Actors Mark Olsen and Jay Croft, who perform respectively as “the Old Man” and as the Adult Ralph in ACT1 Theater’s production of “A Christmas Story,” have discovered their own forgotten Christmas memories embedded in the Philip Grecian play.
Based on the popular movie and the memoirs of Jean Shepherd, “A Christmas Story” follows 9-year-old Ralphie Parker’s quest for a genuine Red Ryder 200-shot Carbine Action Air Rifle for Christmas in the early 1940s.
Veteran actor Mark Olsen who performs as Ralphie’s “Old Man” could not resist the audition call.
Since his move to Atlanta two years ago to work at the Georgia Aquarium, the marine biologist has not auditioned once.

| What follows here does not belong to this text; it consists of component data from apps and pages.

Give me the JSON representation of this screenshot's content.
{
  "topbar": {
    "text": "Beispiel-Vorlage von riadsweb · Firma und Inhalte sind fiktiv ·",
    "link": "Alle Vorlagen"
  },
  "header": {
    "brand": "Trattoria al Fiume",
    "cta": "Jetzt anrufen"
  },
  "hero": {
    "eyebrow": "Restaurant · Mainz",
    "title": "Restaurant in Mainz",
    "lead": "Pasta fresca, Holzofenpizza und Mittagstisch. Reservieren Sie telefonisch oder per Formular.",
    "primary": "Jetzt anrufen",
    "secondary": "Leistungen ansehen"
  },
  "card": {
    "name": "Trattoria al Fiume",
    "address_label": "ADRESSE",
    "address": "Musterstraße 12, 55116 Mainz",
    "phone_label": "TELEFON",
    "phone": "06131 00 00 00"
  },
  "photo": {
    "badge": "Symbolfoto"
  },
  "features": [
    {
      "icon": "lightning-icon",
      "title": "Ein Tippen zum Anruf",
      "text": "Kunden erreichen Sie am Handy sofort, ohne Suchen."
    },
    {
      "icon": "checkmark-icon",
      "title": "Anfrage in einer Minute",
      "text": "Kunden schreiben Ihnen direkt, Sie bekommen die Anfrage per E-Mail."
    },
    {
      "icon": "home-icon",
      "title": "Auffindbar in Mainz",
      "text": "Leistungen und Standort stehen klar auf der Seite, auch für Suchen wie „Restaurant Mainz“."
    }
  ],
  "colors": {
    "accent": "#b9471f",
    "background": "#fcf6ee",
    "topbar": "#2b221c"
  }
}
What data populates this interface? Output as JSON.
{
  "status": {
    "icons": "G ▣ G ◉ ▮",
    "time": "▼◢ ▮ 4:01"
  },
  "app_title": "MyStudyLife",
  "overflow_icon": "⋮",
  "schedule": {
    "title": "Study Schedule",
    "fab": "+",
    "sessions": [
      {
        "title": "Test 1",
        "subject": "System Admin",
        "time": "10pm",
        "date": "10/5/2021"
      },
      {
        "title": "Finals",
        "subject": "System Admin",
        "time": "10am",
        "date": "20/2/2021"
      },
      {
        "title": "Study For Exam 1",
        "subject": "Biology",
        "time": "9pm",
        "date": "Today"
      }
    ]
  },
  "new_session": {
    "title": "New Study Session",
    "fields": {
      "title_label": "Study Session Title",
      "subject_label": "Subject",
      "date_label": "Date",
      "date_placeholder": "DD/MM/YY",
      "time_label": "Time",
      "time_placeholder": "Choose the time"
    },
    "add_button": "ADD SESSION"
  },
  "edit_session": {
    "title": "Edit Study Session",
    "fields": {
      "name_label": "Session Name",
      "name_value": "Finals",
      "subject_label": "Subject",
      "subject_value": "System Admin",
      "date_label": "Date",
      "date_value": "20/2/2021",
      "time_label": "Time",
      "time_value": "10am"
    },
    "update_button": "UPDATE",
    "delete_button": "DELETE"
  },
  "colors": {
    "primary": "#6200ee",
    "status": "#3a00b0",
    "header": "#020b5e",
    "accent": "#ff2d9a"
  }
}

Most of the shows on his resume from his home city of Medford, Mass. are musicals such as “South Pacific,” “Music Man,” “Oklahoma” and “Anything Goes.” He both tap-danced and sang in “A Chorus Line,” and in “Forty Second Street.”
Olsen earned his degree in Marine Biology from Northeastern University in Boston and worked at the aquarium in Connecticut before taking the job in Atlanta.
In the pecking order of his own family, Olsen was the little brother in a family of four. His real life boyhood memory of Christmas was the adventure of the whole family going together to a snow covered lot to select his very first live Christmas tree when he was 5 and his brother was 8.
“We can all relate to the story of wanting that one special Christmas gift. For me it was a Big Wheel, which, incidentally, I didn’t get,” he said. “The real message of ‘A Christmas Story’ is neither the gift nor the turkey dinner. It is the family.”
Georgia native Jay Croft takes on the introspective role of story-teller and narrator as the adult Ralph. He is on stage for most of the play.
“It is not a traditional role. There is no verbal interaction with other cast members. In fact I am invisible to the other actors as I tell the story of my younger self,” he said.
Croft was born in Macon and is a life long Georgian. He earned his undergraduate degree in anthropology and archeology from Georgia Southern, as well as a graduate degree in recreational administration. During a brief stint as an anthropologist, he helped excavate some historic cemeteries dating back to the 1700s. Croft now works for Northup Grumman in Data Quality Assurance.
Croft’s first show was in 2004 in “Sunshine Boys,” followed by “The Man Who Came to Dinner,” “Beau Geste[SIC],” and numerous shows at Kudzu in Roswell.
“I never had the desire for a Red Ryder BB gun, but when I was 12 years old my grandfather bought me a brand new 22 rifle for Christmas,” remembers Croft. “The sad thing is that while we were on our way to spend Christmas Day with my grandparents, he died. I still have that gun today.”